Contract Management: What's Compliance Got to Do with it?

Checkmark Stock ImageContracts are typically the purview of the finance and legal departments. But in regulated environments, the regulatory, quality, and other departments might also be involved in the contract management process.
"For regulated companies, contracts don't exist in a vacuum. They require a contract management process that can handle both their business and compliance needs."

Depending on the size of a company, the nature of its business, and the regulations and standards it complies with, an organization may be managing different types of contracts, such as quality agreements, supplier agreements, specifications agreement, services contract, IP licensing contracts, nondisclosure contracts, confidentiality agreements, and co-development and co-marketing agreements.

Contract management in regulated environments is different because its objective is twofold: business and regulatory. For example, an American pharmaceutical company that has a supplier contract with a foreign company to buy an API may have the business goal of buying the API at a reasonable cost (the purview of the procurement department), but the contract also must address the supplier's compliance with U.S. cGMPs (the purview of the quality/compliance team). So, even if the supplier's price is the most competitive, if a supplier audit shows serious cGMP deviations, the pharmaceutical company may choose not to renew the contract, or even terminate it.
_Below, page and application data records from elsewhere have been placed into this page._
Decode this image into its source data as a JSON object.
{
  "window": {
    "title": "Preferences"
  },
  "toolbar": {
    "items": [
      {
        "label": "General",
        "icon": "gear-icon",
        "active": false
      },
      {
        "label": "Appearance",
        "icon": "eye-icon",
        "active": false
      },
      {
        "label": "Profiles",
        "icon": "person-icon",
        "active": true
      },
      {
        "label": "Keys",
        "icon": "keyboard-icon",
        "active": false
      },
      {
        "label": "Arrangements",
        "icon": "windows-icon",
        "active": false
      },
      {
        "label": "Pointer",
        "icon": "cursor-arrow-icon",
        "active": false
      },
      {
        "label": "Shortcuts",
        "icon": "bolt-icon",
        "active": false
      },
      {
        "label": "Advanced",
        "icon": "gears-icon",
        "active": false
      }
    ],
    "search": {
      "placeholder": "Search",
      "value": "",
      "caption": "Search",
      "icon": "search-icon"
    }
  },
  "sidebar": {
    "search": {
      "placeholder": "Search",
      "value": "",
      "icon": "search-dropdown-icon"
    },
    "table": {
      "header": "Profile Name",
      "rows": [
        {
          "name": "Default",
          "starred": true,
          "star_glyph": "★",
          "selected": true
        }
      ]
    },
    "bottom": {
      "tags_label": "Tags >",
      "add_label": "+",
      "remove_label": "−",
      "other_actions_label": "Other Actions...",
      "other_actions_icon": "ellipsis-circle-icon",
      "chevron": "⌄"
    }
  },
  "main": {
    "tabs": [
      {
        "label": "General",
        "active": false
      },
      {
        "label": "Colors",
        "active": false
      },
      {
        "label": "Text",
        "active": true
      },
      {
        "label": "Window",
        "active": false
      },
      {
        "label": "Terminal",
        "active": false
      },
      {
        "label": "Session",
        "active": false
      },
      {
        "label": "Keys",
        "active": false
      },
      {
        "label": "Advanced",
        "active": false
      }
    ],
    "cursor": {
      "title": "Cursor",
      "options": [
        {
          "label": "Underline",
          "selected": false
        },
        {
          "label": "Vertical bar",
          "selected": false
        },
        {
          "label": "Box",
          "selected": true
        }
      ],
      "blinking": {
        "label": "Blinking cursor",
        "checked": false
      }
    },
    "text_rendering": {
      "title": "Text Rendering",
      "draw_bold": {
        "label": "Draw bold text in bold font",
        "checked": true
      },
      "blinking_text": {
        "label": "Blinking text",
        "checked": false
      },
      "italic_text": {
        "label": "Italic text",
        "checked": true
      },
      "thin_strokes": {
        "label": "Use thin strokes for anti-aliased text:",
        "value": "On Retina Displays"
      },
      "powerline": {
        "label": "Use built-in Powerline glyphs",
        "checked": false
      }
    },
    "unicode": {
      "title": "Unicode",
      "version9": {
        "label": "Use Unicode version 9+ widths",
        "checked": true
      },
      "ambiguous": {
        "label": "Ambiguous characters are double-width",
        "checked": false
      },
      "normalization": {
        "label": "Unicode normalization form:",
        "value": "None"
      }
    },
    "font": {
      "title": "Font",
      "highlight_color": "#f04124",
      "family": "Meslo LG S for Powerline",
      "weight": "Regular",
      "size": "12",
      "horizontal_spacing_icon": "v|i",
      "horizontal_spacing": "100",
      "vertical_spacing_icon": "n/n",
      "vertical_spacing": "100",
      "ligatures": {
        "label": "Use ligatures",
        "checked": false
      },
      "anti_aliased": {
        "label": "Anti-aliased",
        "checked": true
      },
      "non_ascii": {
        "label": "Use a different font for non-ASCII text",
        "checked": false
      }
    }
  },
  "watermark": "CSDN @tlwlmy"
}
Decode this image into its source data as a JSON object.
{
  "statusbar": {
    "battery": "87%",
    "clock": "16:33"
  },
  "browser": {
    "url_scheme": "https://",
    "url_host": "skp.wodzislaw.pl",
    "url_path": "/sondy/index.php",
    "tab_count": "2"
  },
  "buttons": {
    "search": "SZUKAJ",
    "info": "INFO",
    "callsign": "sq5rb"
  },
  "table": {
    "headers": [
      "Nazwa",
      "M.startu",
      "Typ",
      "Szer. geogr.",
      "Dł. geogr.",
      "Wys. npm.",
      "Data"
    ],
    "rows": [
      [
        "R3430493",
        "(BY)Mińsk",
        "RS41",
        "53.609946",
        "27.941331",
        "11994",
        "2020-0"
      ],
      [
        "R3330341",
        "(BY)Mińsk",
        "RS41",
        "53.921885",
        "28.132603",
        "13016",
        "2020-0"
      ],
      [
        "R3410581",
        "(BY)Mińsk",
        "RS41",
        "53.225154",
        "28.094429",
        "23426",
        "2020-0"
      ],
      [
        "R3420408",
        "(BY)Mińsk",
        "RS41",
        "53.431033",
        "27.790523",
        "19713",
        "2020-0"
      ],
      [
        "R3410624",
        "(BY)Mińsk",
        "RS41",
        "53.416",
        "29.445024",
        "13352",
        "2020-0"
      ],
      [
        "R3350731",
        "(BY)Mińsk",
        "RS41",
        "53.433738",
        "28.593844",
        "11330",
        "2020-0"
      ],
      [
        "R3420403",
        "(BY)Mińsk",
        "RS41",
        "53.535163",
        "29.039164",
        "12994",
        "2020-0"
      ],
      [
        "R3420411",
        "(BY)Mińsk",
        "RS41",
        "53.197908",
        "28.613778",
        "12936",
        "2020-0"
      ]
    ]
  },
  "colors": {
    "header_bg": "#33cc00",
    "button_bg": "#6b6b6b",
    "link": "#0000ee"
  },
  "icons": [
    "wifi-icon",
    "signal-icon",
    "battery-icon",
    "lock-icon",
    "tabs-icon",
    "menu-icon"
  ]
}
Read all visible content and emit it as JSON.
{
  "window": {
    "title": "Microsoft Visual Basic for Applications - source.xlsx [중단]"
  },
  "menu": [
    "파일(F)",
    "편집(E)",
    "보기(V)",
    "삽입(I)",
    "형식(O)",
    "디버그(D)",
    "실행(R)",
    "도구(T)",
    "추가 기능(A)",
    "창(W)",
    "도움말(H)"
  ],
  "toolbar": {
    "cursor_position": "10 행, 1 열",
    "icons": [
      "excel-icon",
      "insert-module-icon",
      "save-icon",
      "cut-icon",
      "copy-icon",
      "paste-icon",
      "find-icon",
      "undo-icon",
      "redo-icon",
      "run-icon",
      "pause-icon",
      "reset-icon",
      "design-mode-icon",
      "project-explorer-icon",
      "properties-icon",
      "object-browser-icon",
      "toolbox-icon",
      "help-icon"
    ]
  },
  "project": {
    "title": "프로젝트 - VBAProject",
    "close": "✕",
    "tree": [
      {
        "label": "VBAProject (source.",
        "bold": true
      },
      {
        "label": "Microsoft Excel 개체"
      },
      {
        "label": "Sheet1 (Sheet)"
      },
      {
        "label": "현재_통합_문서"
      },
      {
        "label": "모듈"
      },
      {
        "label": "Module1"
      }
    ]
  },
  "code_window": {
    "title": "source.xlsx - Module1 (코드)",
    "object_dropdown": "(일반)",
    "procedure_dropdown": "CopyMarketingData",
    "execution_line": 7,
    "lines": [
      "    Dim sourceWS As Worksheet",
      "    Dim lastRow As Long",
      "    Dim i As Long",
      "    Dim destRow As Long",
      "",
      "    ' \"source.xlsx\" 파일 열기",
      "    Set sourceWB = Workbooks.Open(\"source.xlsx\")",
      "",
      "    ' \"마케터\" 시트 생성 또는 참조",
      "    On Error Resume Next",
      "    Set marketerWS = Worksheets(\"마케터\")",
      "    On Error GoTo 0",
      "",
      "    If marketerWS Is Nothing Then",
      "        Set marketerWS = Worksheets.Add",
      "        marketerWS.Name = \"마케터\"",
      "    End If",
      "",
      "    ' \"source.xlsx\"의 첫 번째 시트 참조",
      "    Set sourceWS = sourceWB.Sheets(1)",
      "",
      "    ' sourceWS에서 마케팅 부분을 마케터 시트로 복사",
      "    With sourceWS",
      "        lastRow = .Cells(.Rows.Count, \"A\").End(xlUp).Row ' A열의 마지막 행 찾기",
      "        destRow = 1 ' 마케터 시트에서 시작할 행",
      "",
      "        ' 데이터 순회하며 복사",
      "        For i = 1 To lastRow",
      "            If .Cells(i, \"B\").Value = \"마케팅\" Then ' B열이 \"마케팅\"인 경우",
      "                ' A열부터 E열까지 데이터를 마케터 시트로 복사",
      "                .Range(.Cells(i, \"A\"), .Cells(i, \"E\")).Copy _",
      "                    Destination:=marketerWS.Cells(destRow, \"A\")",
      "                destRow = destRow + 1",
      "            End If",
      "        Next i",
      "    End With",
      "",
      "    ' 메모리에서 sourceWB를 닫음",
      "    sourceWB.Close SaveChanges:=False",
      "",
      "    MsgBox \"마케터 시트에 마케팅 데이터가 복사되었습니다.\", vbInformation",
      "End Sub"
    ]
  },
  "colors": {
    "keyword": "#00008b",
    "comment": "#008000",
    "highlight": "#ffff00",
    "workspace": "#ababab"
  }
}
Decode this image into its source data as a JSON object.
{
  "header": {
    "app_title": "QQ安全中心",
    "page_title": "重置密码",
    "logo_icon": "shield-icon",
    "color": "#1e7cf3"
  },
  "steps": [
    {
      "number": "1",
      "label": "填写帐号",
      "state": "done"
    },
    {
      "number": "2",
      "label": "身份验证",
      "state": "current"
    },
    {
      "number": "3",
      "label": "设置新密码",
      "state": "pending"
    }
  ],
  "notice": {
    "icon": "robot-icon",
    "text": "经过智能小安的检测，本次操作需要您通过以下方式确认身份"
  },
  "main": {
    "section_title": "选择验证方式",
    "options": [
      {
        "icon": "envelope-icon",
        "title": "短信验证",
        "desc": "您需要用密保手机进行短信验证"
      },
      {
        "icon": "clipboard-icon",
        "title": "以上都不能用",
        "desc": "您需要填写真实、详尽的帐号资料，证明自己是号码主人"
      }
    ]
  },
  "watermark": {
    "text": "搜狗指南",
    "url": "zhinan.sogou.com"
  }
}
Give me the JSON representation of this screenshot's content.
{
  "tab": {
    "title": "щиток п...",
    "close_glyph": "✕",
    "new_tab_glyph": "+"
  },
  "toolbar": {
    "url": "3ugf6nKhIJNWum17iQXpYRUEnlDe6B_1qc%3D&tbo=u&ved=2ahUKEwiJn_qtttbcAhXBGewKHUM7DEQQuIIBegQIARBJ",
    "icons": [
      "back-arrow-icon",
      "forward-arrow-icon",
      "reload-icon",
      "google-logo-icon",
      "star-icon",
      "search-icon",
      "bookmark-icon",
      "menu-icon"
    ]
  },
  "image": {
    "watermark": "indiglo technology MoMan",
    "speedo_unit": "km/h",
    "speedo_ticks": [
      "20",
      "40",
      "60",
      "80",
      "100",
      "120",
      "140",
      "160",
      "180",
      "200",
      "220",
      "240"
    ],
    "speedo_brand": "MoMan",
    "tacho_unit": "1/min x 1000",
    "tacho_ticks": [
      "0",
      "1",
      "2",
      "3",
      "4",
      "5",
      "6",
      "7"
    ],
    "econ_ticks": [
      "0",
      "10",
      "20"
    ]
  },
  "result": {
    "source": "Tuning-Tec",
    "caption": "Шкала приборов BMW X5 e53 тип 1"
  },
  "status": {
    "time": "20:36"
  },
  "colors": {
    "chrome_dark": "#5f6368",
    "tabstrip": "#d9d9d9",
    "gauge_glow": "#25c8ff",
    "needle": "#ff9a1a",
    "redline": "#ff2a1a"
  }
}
Contract Management Challenges

For regulated companies, contracts don't exist in a vacuum. They require a contract management process that can handle both their business and compliance needs. The contract managers in these companies face many challenges, including:

  • Inefficiency: Even in this day and age of digital information, the word "contract" still basically refers to a paper document. Most companies draft their contracts electronically, send the draft back and forth via e-mail during the revision process, and route them for approval manually or via e-mail. After a contract is signed, the document is filed in a cabinet, or scanned into a computer.
  • Inconsistency: In many companies, every department handles its own contracts. It is not uncommon for these companies to be plagued by inconsistencies in their contracts. Even when the legal department is responsible for drafting the basic document, the other departments may have variations, which could increase the company's vulnerability to risk.

How can regulated companies improve the contract management process? The good news is that there are many tools that can help them navigate the process. Regulated companies invest a lot of time and money automating their processes for compliance purposes, but they do not necessarily think of contract management as part of the picture. Yet their operations rest on a foundation of contracts and agreements with suppliers, providers, consultants, and other parties, making contract management essential.

So, if your company is thinking of automating a paper-based or hybrid system, consider an end-to-end solution that can handle both contract management and quality management. The system can bring your entire organization together under a single platform that will improve coordination among various teams and align your contract management's business goals with your overall compliance efforts.

Cindy Fazzi, a copywriter at MasterControl, Inc., writes about the life sciences industry and other regulated environments. Her two decades of experience as a news reporter, writer, and editor includes working for the Associated Press in Ohio and New York. She has a master's degree in journalism from Ohio State University.

Note: The views expressed in this article are those of the author and do not necessarily represent those of his/her employer, GxP Lifeline, its editor or MasterControl, Inc.